05/09/2004 11:00PM

Herald to fight Santos lawsuit


LOUISVILLE, Ky. - The attorney who filed a $48 million libel lawsuit on behalf of jockey Jose Santos said Monday that he believes The Miami Herald and its parent company, Knight-Ridder Inc., "should be held accountable," while his opponents countered that they plan to "vigorously" defend their position.

David Travis filed the suit last Tuesday, May 4, in U.S. District Court in Louisville. He told Daily Racing Form that a May 2003 article published by the Herald "damaged my client's reputation irreparably." Travis said the suit makes two major claims: that Santos was defamed and libeled because the Herald "printed an untrue story," and that Santos was presented in "a false light" and his privacy invaded.

The article, written by Herald free-lancer Frank Carlson, was printed on May 10, 2003, one week after Santos rode Funny Cide to win the 129th Kentucky Derby at Churchill Downs.

The article raised questions about whether Santos was carrying a small metallic object in his right hand along with his whip, and it was accompanied by a photograph of the Derby finish that gave off that initial impression. The implication was that Santos was carrying an illegal device, such as a battery, that could be used to make a horse run faster.

But the object in question turned out to be an optical illusion, according to a Kentucky Racing Commission investigation completed two days after publication of the article and photo.

The Herald article misquoted Santos as saying he was carrying a "cue ring," something that later was found not to exist. Santos later said he meant "Q-Ray," a brand name for a bronze-colored bracelet that is said to ease the symptoms of arthritis.

The article and photo were picked up by virtually every major media outlet in the United States and sparked a controversy about the integrity of racing in general and Santos in particular.

In its Nov. 1 editions, the Herald published a correction in regard to the May 10 story. Tom Fiedler, executive editor of the paper, referred to that correction Monday when he said: "We asserted that we had at no time any evidence that the jockey had acted improperly."

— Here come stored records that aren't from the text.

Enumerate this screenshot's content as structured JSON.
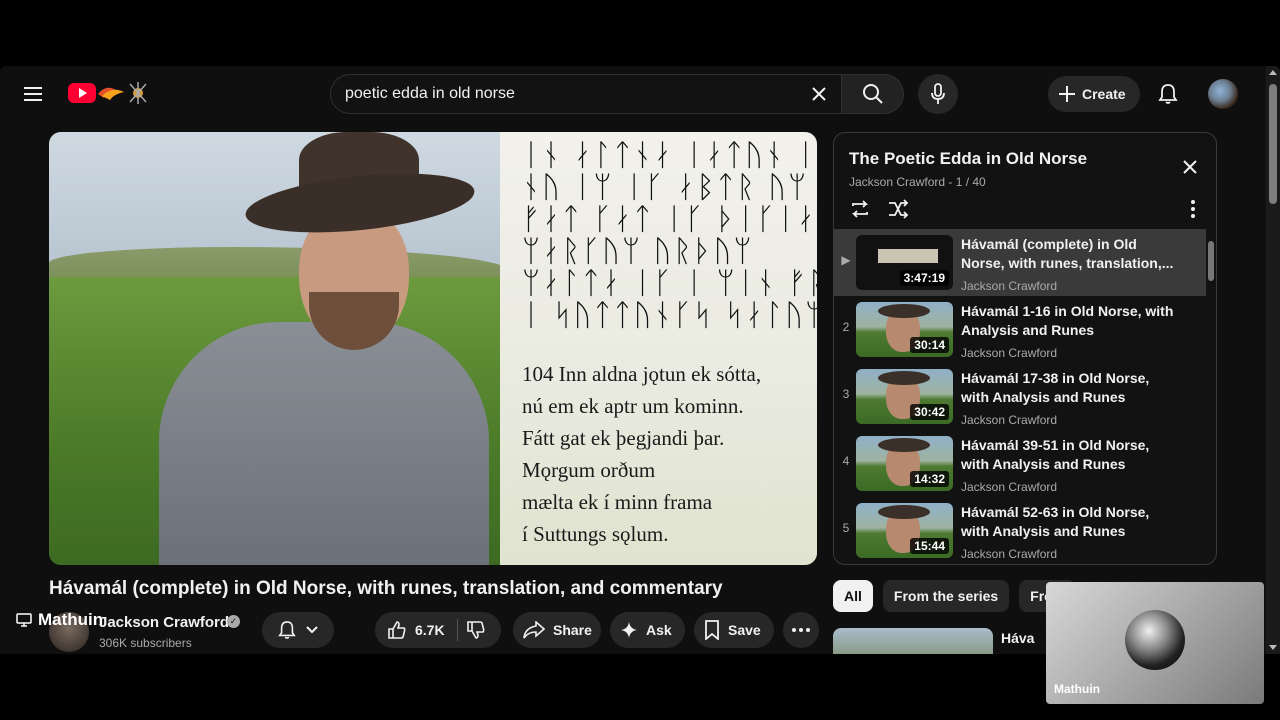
{
  "search": {
    "query": "poetic edda in old norse"
  },
  "header": {
    "create_label": "Create"
  },
  "video": {
    "title": "Hávamál (complete) in Old Norse, with runes, translation, and commentary",
    "channel": "Jackson Crawford",
    "subscribers": "306K subscribers",
    "likes": "6.7K",
    "share_label": "Share",
    "ask_label": "Ask",
    "save_label": "Save",
    "runes": [
      "ᛁᚾ ᛅᛚᛏᚾᛅ ᛁᛅᛏᚢᚾ ᛁᚴ ᛋᚢᛏᛏᛅ",
      "ᚾᚢ ᛁᛘ ᛁᚴ ᛅᛒᛏᚱ ᚢᛘ ᚴᚢᛘᛁᚾ",
      "ᚠᛅᛏ ᚴᛅᛏ ᛁᚴ ᚦᛁᚴᛁᛅᚾᛏᛁ ᚦᛅᚱ",
      "ᛘᛅᚱᚴᚢᛘ ᚢᚱᚦᚢᛘ",
      "ᛘᛅᛚᛏᛅ ᛁᚴ ᛁ ᛘᛁᚾ ᚠᚱᛅᛘᛅ",
      "ᛁ ᛋᚢᛏᛏᚢᚾᚴᛋ ᛋᛅᛚᚢᛘ"
    ],
    "verse": [
      "104 Inn aldna jǫtun ek sótta,",
      "nú em ek aptr um kominn.",
      "Fátt gat ek þegjandi þar.",
      "Mǫrgum orðum",
      "mælta ek í minn frama",
      "í Suttungs sǫlum."
    ]
  },
  "mirror_label": "Mathuin",
  "playlist": {
    "title": "The Poetic Edda in Old Norse",
    "meta": "Jackson Crawford - 1 / 40",
    "items": [
      {
        "index": "▶",
        "title": "Hávamál (complete) in Old Norse, with runes, translation,...",
        "channel": "Jackson Crawford",
        "duration": "3:47:19"
      },
      {
        "index": "2",
        "title": "Hávamál 1-16 in Old Norse, with Analysis and Runes",
        "channel": "Jackson Crawford",
        "duration": "30:14"
      },
      {
        "index": "3",
        "title": "Hávamál 17-38 in Old Norse, with Analysis and Runes",
        "channel": "Jackson Crawford",
        "duration": "30:42"
      },
      {
        "index": "4",
        "title": "Hávamál 39-51 in Old Norse, with Analysis and Runes",
        "channel": "Jackson Crawford",
        "duration": "14:32"
      },
      {
        "index": "5",
        "title": "Hávamál 52-63 in Old Norse, with Analysis and Runes",
        "channel": "Jackson Crawford",
        "duration": "15:44"
      }
    ]
  },
  "chips": [
    "All",
    "From the series",
    "From"
  ],
  "recommended": {
    "title": "Háva"
  },
  "overlay": {
    "name": "Mathuin"
  }
}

Robert Beatty, attorney and spokesman for the Herald, said Monday: "I can assure you that we will be defending against the allegations vigorously."

Besides Santos, the 23-page suit was filed on behalf of his wife, Rita; his son, Jose Jr.; and Sackatoga Stable, the group that owns Funny Cide. Nine defendants are named: Knight-Ridder, which owns the Herald; the Herald itself; and seven individuals, including Carlson.

The filing last week narrowly beat the one-year statute of limitations that would have allowed the case to expire.

- additional reporting by Mike Welsch